Could the listing be repeated exactly, with every picture dropped?
★ ★ ★ ★ ★ ★ ★
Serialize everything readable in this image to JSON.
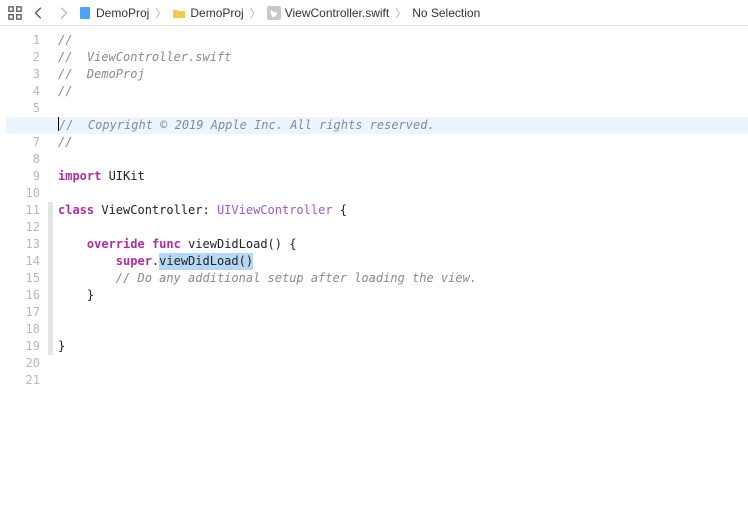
{
  "breadcrumb": {
    "items": [
      {
        "icon": "doc-blue",
        "label": "DemoProj"
      },
      {
        "icon": "folder-yel",
        "label": "DemoProj"
      },
      {
        "icon": "swift-ic",
        "label": "ViewController.swift"
      },
      {
        "icon": "",
        "label": "No Selection"
      }
    ]
  },
  "gutter": {
    "start": 1,
    "end": 21,
    "current": 6
  },
  "code": {
    "l1": "//",
    "l2a": "//  ",
    "l2b": "ViewController.swift",
    "l3a": "//  ",
    "l3b": "DemoProj",
    "l4": "//",
    "l5": "",
    "l6": "//  Copyright © 2019 Apple Inc. All rights reserved.",
    "l7": "//",
    "l8": "",
    "l9a": "import",
    "l9b": " UIKit",
    "l10": "",
    "l11a": "class",
    "l11b": " ViewController: ",
    "l11c": "UIViewController",
    "l11d": " {",
    "l12": "",
    "l13a": "    ",
    "l13b": "override",
    "l13c": " ",
    "l13d": "func",
    "l13e": " viewDidLoad() {",
    "l14a": "        ",
    "l14b": "super",
    "l14c": ".",
    "l14d": "viewDidLoad()",
    "l15a": "        ",
    "l15b": "// Do any additional setup after loading the view.",
    "l16": "    }",
    "l17": "",
    "l18": "",
    "l19": "}",
    "l20": "",
    "l21": ""
  }
}
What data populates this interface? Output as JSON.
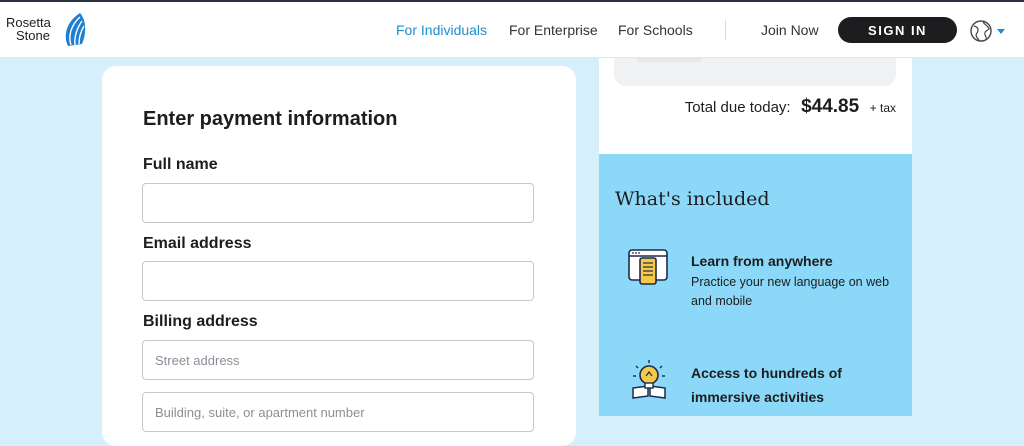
{
  "header": {
    "logo_line1": "Rosetta",
    "logo_line2": "Stone",
    "nav": [
      "For Individuals",
      "For Enterprise",
      "For Schools"
    ],
    "join_label": "Join Now",
    "signin_label": "SIGN IN",
    "accent_color": "#1a8fd0"
  },
  "payment": {
    "title": "Enter payment information",
    "full_name_label": "Full name",
    "full_name_value": "",
    "email_label": "Email address",
    "email_value": "",
    "billing_label": "Billing address",
    "street_placeholder": "Street address",
    "building_placeholder": "Building, suite, or apartment number"
  },
  "summary": {
    "total_label": "Total due today:",
    "total_amount": "$44.85",
    "tax_label": "+ tax"
  },
  "included": {
    "title": "What's included",
    "features": [
      {
        "icon": "device-icon",
        "title": "Learn from anywhere",
        "description": "Practice your new language on web and mobile"
      },
      {
        "icon": "lightbulb-book-icon",
        "title": "Access to hundreds of immersive activities",
        "description": ""
      }
    ],
    "panel_color": "#8bd8f8"
  }
}
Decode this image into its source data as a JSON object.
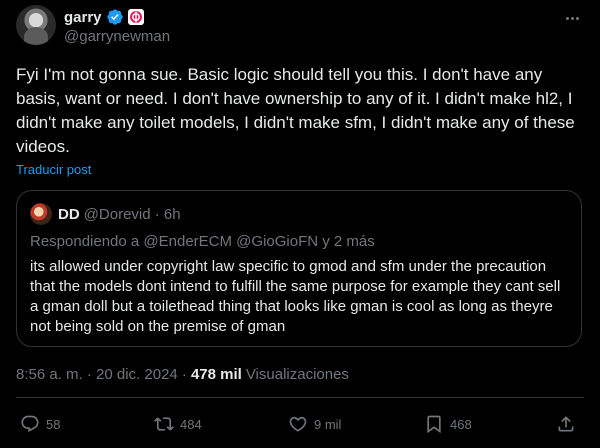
{
  "author": {
    "display_name": "garry",
    "handle": "@garrynewman"
  },
  "post": {
    "text": "Fyi I'm not gonna sue. Basic logic should tell you this. I don't have any basis, want or need. I don't have ownership to any of it. I didn't make hl2, I didn't make any toilet models, I didn't make sfm, I didn't make any of these videos.",
    "translate_label": "Traducir post"
  },
  "quote": {
    "display_name": "DD",
    "meta": "@Dorevid · 6h",
    "reply_context": "Respondiendo a @EnderECM @GioGioFN y 2 más",
    "text": "its allowed under copyright law specific to gmod and sfm under the precaution that the models dont intend to fulfill the same purpose for example they cant sell a gman doll but a toilethead thing that looks like gman is cool as long as theyre not being sold on the premise of gman"
  },
  "meta": {
    "timestamp": "8:56 a. m. · 20 dic. 2024 ·",
    "views_count": "478 mil",
    "views_label": "Visualizaciones"
  },
  "actions": {
    "replies": "58",
    "reposts": "484",
    "likes": "9 mil",
    "bookmarks": "468"
  },
  "colors": {
    "background": "#000000",
    "text": "#e7e9ea",
    "secondary": "#71767b",
    "accent": "#1d9bf0",
    "border": "#2f3336",
    "affiliate_badge": "#e0245e"
  },
  "icons": [
    "verified-badge-icon",
    "affiliate-badge-icon",
    "more-icon",
    "reply-icon",
    "repost-icon",
    "like-icon",
    "bookmark-icon",
    "share-icon"
  ]
}
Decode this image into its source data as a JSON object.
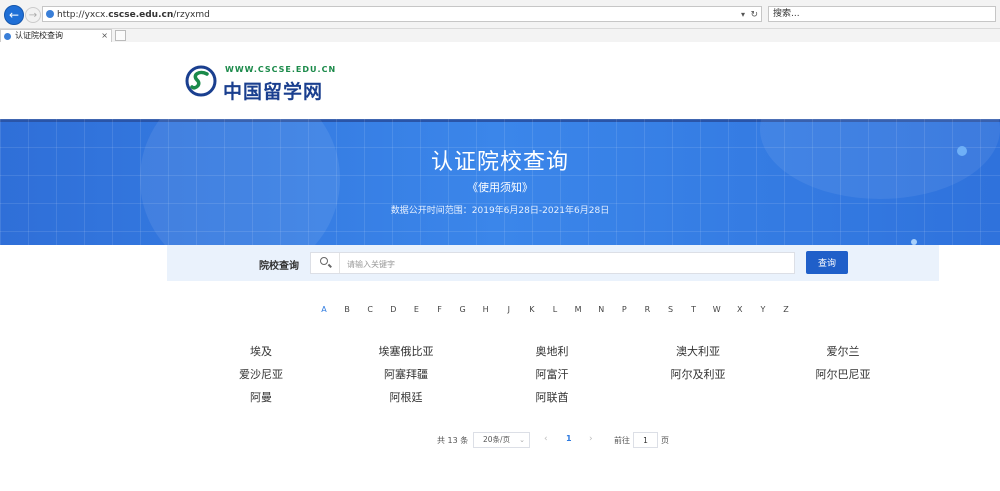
{
  "browser": {
    "url_prefix": "http://yxcx.",
    "url_domain": "cscse.edu.cn",
    "url_suffix": "/rzyxmd",
    "search_placeholder": "搜索...",
    "tab_title": "认证院校查询",
    "back_icon": "←",
    "forward_icon": "→",
    "dropdown_icon": "▾",
    "refresh_icon": "↻",
    "close_icon": "×"
  },
  "logo": {
    "url_text": "WWW.CSCSE.EDU.CN",
    "name": "中国留学网",
    "colors": {
      "green": "#1b8a4a",
      "blue": "#1a3f8f"
    }
  },
  "banner": {
    "title": "认证院校查询",
    "notice_link": "《使用须知》",
    "date_range": "数据公开时间范围：2019年6月28日-2021年6月28日"
  },
  "search": {
    "label": "院校查询",
    "placeholder": "请输入关键字",
    "button": "查询"
  },
  "alphabet": {
    "letters": [
      "A",
      "B",
      "C",
      "D",
      "E",
      "F",
      "G",
      "H",
      "J",
      "K",
      "L",
      "M",
      "N",
      "P",
      "R",
      "S",
      "T",
      "W",
      "X",
      "Y",
      "Z"
    ],
    "active": "A"
  },
  "countries": [
    "埃及",
    "埃塞俄比亚",
    "奥地利",
    "澳大利亚",
    "爱尔兰",
    "爱沙尼亚",
    "阿塞拜疆",
    "阿富汗",
    "阿尔及利亚",
    "阿尔巴尼亚",
    "阿曼",
    "阿根廷",
    "阿联酋"
  ],
  "pagination": {
    "total": "共 13 条",
    "page_size": "20条/页",
    "prev": "‹",
    "current": "1",
    "next": "›",
    "goto_label": "前往",
    "goto_value": "1",
    "page_label": "页"
  },
  "colors": {
    "accent": "#1f5fc9",
    "banner": "#3b86ea",
    "active_link": "#2f7be0"
  }
}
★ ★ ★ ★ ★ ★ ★
● Solution for this problem:
Serialize everything readable in this image to JSON.
{
  "breadcrumb": {
    "items": [
      {
        "icon": "doc-blue",
        "label": "DemoProj"
      },
      {
        "icon": "folder-yel",
        "label": "DemoProj"
      },
      {
        "icon": "swift-ic",
        "label": "ViewController.swift"
      },
      {
        "icon": "",
        "label": "No Selection"
      }
    ]
  },
  "gutter": {
    "start": 1,
    "end": 21,
    "current": 6
  },
  "code": {
    "l1": "//",
    "l2a": "//  ",
    "l2b": "ViewController.swift",
    "l3a": "//  ",
    "l3b": "DemoProj",
    "l4": "//",
    "l5": "",
    "l6": "//  Copyright © 2019 Apple Inc. All rights reserved.",
    "l7": "//",
    "l8": "",
    "l9a": "import",
    "l9b": " UIKit",
    "l10": "",
    "l11a": "class",
    "l11b": " ViewController: ",
    "l11c": "UIViewController",
    "l11d": " {",
    "l12": "",
    "l13a": "    ",
    "l13b": "override",
    "l13c": " ",
    "l13d": "func",
    "l13e": " viewDidLoad() {",
    "l14a": "        ",
    "l14b": "super",
    "l14c": ".",
    "l14d": "viewDidLoad()",
    "l15a": "        ",
    "l15b": "// Do any additional setup after loading the view.",
    "l16": "    }",
    "l17": "",
    "l18": "",
    "l19": "}",
    "l20": "",
    "l21": ""
  }
}
What data populates this interface? Output as JSON.
{
  "header": {
    "logo_line1": "Rosetta",
    "logo_line2": "Stone",
    "nav": [
      "For Individuals",
      "For Enterprise",
      "For Schools"
    ],
    "join_label": "Join Now",
    "signin_label": "SIGN IN",
    "accent_color": "#1a8fd0"
  },
  "payment": {
    "title": "Enter payment information",
    "full_name_label": "Full name",
    "full_name_value": "",
    "email_label": "Email address",
    "email_value": "",
    "billing_label": "Billing address",
    "street_placeholder": "Street address",
    "building_placeholder": "Building, suite, or apartment number"
  },
  "summary": {
    "total_label": "Total due today:",
    "total_amount": "$44.85",
    "tax_label": "+ tax"
  },
  "included": {
    "title": "What's included",
    "features": [
      {
        "icon": "device-icon",
        "title": "Learn from anywhere",
        "description": "Practice your new language on web and mobile"
      },
      {
        "icon": "lightbulb-book-icon",
        "title": "Access to hundreds of immersive activities",
        "description": ""
      }
    ],
    "panel_color": "#8bd8f8"
  }
}
Decode this image into its source data as a JSON object.
{
  "author": {
    "display_name": "garry",
    "handle": "@garrynewman"
  },
  "post": {
    "text": "Fyi I'm not gonna sue. Basic logic should tell you this. I don't have any basis, want or need. I don't have ownership to any of it. I didn't make hl2, I didn't make any toilet models, I didn't make sfm, I didn't make any of these videos.",
    "translate_label": "Traducir post"
  },
  "quote": {
    "display_name": "DD",
    "meta": "@Dorevid · 6h",
    "reply_context": "Respondiendo a @EnderECM @GioGioFN y 2 más",
    "text": "its allowed under copyright law specific to gmod and sfm under the precaution that the models dont intend to fulfill the same purpose for example they cant sell a gman doll but a toilethead thing that looks like gman is cool as long as theyre not being sold on the premise of gman"
  },
  "meta": {
    "timestamp": "8:56 a. m. · 20 dic. 2024 ·",
    "views_count": "478 mil",
    "views_label": "Visualizaciones"
  },
  "actions": {
    "replies": "58",
    "reposts": "484",
    "likes": "9 mil",
    "bookmarks": "468"
  },
  "colors": {
    "background": "#000000",
    "text": "#e7e9ea",
    "secondary": "#71767b",
    "accent": "#1d9bf0",
    "border": "#2f3336",
    "affiliate_badge": "#e0245e"
  },
  "icons": [
    "verified-badge-icon",
    "affiliate-badge-icon",
    "more-icon",
    "reply-icon",
    "repost-icon",
    "like-icon",
    "bookmark-icon",
    "share-icon"
  ]
}
Decode this image into its source data as a JSON object.
{
  "browser": {
    "url_prefix": "http://yxcx.",
    "url_domain": "cscse.edu.cn",
    "url_suffix": "/rzyxmd",
    "search_placeholder": "搜索...",
    "tab_title": "认证院校查询",
    "back_icon": "←",
    "forward_icon": "→",
    "dropdown_icon": "▾",
    "refresh_icon": "↻",
    "close_icon": "×"
  },
  "logo": {
    "url_text": "WWW.CSCSE.EDU.CN",
    "name": "中国留学网",
    "colors": {
      "green": "#1b8a4a",
      "blue": "#1a3f8f"
    }
  },
  "banner": {
    "title": "认证院校查询",
    "notice_link": "《使用须知》",
    "date_range": "数据公开时间范围：2019年6月28日-2021年6月28日"
  },
  "search": {
    "label": "院校查询",
    "placeholder": "请输入关键字",
    "button": "查询"
  },
  "alphabet": {
    "letters": [
      "A",
      "B",
      "C",
      "D",
      "E",
      "F",
      "G",
      "H",
      "J",
      "K",
      "L",
      "M",
      "N",
      "P",
      "R",
      "S",
      "T",
      "W",
      "X",
      "Y",
      "Z"
    ],
    "active": "A"
  },
  "countries": [
    "埃及",
    "埃塞俄比亚",
    "奥地利",
    "澳大利亚",
    "爱尔兰",
    "爱沙尼亚",
    "阿塞拜疆",
    "阿富汗",
    "阿尔及利亚",
    "阿尔巴尼亚",
    "阿曼",
    "阿根廷",
    "阿联酋"
  ],
  "pagination": {
    "total": "共 13 条",
    "page_size": "20条/页",
    "prev": "‹",
    "current": "1",
    "next": "›",
    "goto_label": "前往",
    "goto_value": "1",
    "page_label": "页"
  },
  "colors": {
    "accent": "#1f5fc9",
    "banner": "#3b86ea",
    "active_link": "#2f7be0"
  }
}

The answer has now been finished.